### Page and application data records
____________
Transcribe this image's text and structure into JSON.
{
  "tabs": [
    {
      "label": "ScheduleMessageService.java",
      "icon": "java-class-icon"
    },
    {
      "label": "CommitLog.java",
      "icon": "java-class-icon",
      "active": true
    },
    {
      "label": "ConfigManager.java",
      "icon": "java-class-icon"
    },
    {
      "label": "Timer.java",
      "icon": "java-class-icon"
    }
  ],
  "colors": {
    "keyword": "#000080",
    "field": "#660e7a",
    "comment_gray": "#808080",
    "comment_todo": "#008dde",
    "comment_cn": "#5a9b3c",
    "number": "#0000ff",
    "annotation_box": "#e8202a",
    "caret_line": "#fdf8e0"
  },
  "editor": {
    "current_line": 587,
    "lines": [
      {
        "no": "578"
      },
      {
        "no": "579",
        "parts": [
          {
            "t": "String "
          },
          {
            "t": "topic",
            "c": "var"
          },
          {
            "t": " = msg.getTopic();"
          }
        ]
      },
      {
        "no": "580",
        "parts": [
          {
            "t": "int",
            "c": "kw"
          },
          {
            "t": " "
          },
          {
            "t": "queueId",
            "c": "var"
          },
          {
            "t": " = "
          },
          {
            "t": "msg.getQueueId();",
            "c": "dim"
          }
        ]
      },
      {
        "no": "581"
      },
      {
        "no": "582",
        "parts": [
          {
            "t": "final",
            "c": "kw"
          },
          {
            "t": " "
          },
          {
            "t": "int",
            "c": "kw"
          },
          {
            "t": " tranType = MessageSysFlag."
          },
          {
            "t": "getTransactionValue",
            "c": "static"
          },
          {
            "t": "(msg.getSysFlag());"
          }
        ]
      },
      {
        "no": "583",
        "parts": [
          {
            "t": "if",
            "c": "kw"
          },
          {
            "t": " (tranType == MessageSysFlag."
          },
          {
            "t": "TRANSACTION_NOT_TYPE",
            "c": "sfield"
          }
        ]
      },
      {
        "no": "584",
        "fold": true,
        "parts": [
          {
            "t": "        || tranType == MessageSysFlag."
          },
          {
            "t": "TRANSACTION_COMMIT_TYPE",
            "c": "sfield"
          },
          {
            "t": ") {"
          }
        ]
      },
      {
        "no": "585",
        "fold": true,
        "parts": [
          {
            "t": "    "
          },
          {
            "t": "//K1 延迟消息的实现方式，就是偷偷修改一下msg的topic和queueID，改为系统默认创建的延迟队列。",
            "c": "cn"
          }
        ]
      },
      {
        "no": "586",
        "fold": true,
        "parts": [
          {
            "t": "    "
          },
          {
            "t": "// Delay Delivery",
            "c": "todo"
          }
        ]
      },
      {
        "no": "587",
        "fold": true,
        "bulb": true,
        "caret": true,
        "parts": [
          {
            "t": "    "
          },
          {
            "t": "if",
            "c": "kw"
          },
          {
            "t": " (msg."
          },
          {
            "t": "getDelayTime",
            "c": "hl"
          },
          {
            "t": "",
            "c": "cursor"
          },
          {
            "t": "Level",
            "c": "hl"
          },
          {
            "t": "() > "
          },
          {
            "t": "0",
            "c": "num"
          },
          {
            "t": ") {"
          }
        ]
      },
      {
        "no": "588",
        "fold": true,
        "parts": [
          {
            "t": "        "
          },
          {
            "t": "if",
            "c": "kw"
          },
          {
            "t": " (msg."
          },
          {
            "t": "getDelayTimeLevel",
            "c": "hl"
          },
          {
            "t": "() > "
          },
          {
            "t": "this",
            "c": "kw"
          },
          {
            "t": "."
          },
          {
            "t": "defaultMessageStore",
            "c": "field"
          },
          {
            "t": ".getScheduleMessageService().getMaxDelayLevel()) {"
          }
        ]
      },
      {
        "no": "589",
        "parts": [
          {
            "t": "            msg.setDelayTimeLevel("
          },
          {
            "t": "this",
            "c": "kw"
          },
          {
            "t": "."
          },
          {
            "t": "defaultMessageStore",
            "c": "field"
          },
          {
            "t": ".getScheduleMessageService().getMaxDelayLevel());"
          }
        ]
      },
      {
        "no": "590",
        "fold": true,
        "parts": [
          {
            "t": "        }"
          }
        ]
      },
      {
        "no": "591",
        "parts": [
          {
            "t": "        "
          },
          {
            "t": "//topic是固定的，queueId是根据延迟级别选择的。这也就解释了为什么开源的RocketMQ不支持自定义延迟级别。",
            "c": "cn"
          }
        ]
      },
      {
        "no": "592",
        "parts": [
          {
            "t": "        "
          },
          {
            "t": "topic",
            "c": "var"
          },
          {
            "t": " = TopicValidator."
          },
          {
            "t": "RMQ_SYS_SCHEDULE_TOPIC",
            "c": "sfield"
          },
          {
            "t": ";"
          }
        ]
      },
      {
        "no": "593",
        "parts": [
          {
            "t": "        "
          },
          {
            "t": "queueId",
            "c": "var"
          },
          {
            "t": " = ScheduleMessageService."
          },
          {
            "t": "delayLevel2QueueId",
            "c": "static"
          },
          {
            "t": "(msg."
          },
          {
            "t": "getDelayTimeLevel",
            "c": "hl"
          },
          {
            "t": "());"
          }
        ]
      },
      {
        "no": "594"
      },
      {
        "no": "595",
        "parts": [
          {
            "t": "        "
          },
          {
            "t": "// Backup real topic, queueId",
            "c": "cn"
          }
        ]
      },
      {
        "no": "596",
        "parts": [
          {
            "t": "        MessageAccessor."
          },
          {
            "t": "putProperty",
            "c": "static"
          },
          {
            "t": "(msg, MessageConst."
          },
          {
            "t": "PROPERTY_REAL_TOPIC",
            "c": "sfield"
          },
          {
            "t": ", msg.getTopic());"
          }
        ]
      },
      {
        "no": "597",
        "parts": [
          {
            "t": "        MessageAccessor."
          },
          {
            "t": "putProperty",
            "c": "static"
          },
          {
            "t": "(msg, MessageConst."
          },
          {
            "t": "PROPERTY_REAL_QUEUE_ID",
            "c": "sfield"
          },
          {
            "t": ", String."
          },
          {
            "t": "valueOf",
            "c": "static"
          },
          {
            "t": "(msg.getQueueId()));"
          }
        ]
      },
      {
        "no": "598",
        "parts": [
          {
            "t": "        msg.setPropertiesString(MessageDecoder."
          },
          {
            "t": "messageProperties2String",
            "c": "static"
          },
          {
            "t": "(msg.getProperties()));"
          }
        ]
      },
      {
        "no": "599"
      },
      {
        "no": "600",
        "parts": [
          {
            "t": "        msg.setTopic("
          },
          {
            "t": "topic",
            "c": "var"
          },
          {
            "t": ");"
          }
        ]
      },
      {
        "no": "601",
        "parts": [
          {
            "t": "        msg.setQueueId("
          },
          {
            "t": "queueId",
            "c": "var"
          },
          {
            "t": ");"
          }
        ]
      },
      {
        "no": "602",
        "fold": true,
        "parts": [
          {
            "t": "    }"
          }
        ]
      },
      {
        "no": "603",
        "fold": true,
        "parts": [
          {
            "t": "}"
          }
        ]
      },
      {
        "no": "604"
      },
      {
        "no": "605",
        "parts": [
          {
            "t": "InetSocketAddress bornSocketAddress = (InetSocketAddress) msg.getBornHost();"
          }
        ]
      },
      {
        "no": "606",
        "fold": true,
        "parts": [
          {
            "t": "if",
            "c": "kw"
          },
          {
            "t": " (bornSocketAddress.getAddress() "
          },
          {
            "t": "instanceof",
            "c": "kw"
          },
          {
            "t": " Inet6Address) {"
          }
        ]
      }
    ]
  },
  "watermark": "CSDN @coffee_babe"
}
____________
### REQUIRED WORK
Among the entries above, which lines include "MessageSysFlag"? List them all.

### SOLUTION TO THIS TASK
            "t": " tranType = MessageSysFlag."
            "t": " (tranType == MessageSysFlag."
            "t": "        || tranType == MessageSysFlag."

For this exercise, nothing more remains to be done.